What number of lines in the entries below include the string "icon"? Respond with that number alone.

_____

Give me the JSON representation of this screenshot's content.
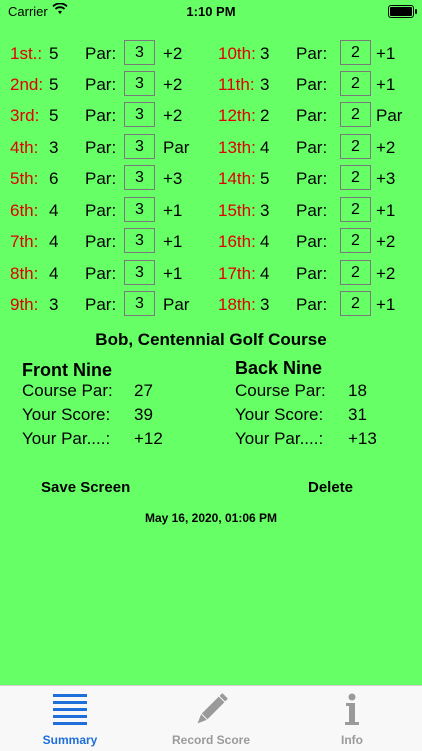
{
  "status_bar": {
    "carrier": "Carrier",
    "time": "1:10 PM"
  },
  "holes_front": [
    {
      "num": "1st.:",
      "score": "5",
      "par_label": "Par:",
      "par": "3",
      "diff": "+2"
    },
    {
      "num": "2nd:",
      "score": "5",
      "par_label": "Par:",
      "par": "3",
      "diff": "+2"
    },
    {
      "num": "3rd:",
      "score": "5",
      "par_label": "Par:",
      "par": "3",
      "diff": "+2"
    },
    {
      "num": "4th:",
      "score": "3",
      "par_label": "Par:",
      "par": "3",
      "diff": "Par"
    },
    {
      "num": "5th:",
      "score": "6",
      "par_label": "Par:",
      "par": "3",
      "diff": "+3"
    },
    {
      "num": "6th:",
      "score": "4",
      "par_label": "Par:",
      "par": "3",
      "diff": "+1"
    },
    {
      "num": "7th:",
      "score": "4",
      "par_label": "Par:",
      "par": "3",
      "diff": "+1"
    },
    {
      "num": "8th:",
      "score": "4",
      "par_label": "Par:",
      "par": "3",
      "diff": "+1"
    },
    {
      "num": "9th:",
      "score": "3",
      "par_label": "Par:",
      "par": "3",
      "diff": "Par"
    }
  ],
  "holes_back": [
    {
      "num": "10th:",
      "score": "3",
      "par_label": "Par:",
      "par": "2",
      "diff": "+1"
    },
    {
      "num": "11th:",
      "score": "3",
      "par_label": "Par:",
      "par": "2",
      "diff": "+1"
    },
    {
      "num": "12th:",
      "score": "2",
      "par_label": "Par:",
      "par": "2",
      "diff": "Par"
    },
    {
      "num": "13th:",
      "score": "4",
      "par_label": "Par:",
      "par": "2",
      "diff": "+2"
    },
    {
      "num": "14th:",
      "score": "5",
      "par_label": "Par:",
      "par": "2",
      "diff": "+3"
    },
    {
      "num": "15th:",
      "score": "3",
      "par_label": "Par:",
      "par": "2",
      "diff": "+1"
    },
    {
      "num": "16th:",
      "score": "4",
      "par_label": "Par:",
      "par": "2",
      "diff": "+2"
    },
    {
      "num": "17th:",
      "score": "4",
      "par_label": "Par:",
      "par": "2",
      "diff": "+2"
    },
    {
      "num": "18th:",
      "score": "3",
      "par_label": "Par:",
      "par": "2",
      "diff": "+1"
    }
  ],
  "title": "Bob, Centennial Golf Course",
  "front_nine": {
    "heading": "Front Nine",
    "course_par_label": "Course Par:",
    "course_par": "27",
    "score_label": "Your Score:",
    "score": "39",
    "par_label": "Your Par....:",
    "par": "+12"
  },
  "back_nine": {
    "heading": "Back Nine",
    "course_par_label": "Course Par:",
    "course_par": "18",
    "score_label": "Your Score:",
    "score": "31",
    "par_label": "Your Par....:",
    "par": "+13"
  },
  "actions": {
    "save": "Save Screen",
    "delete": "Delete"
  },
  "timestamp": "May 16, 2020, 01:06 PM",
  "tabs": [
    {
      "label": "Summary",
      "icon": "list-icon",
      "active": true
    },
    {
      "label": "Record Score",
      "icon": "pencil-icon",
      "active": false
    },
    {
      "label": "Info",
      "icon": "info-icon",
      "active": false
    }
  ],
  "colors": {
    "background": "#66ff66",
    "hole_number": "#e00000",
    "tab_active": "#1e6fd9",
    "tab_inactive": "#9a9a9a"
  }
}
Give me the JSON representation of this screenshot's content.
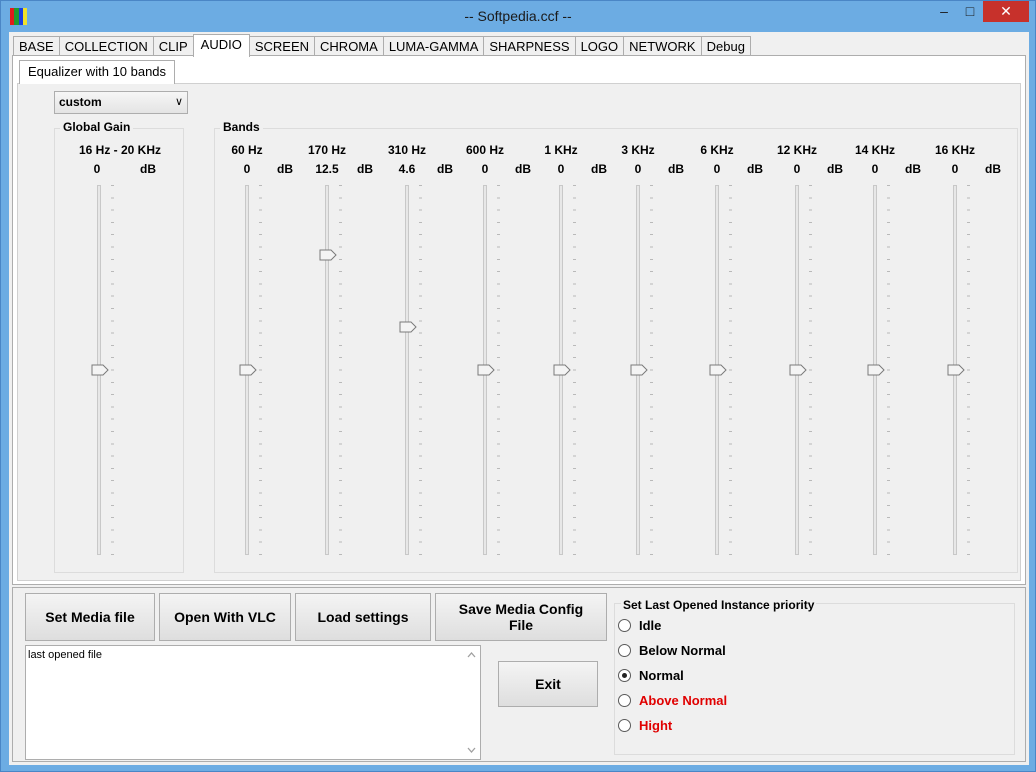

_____

_Response to this exercise_: 3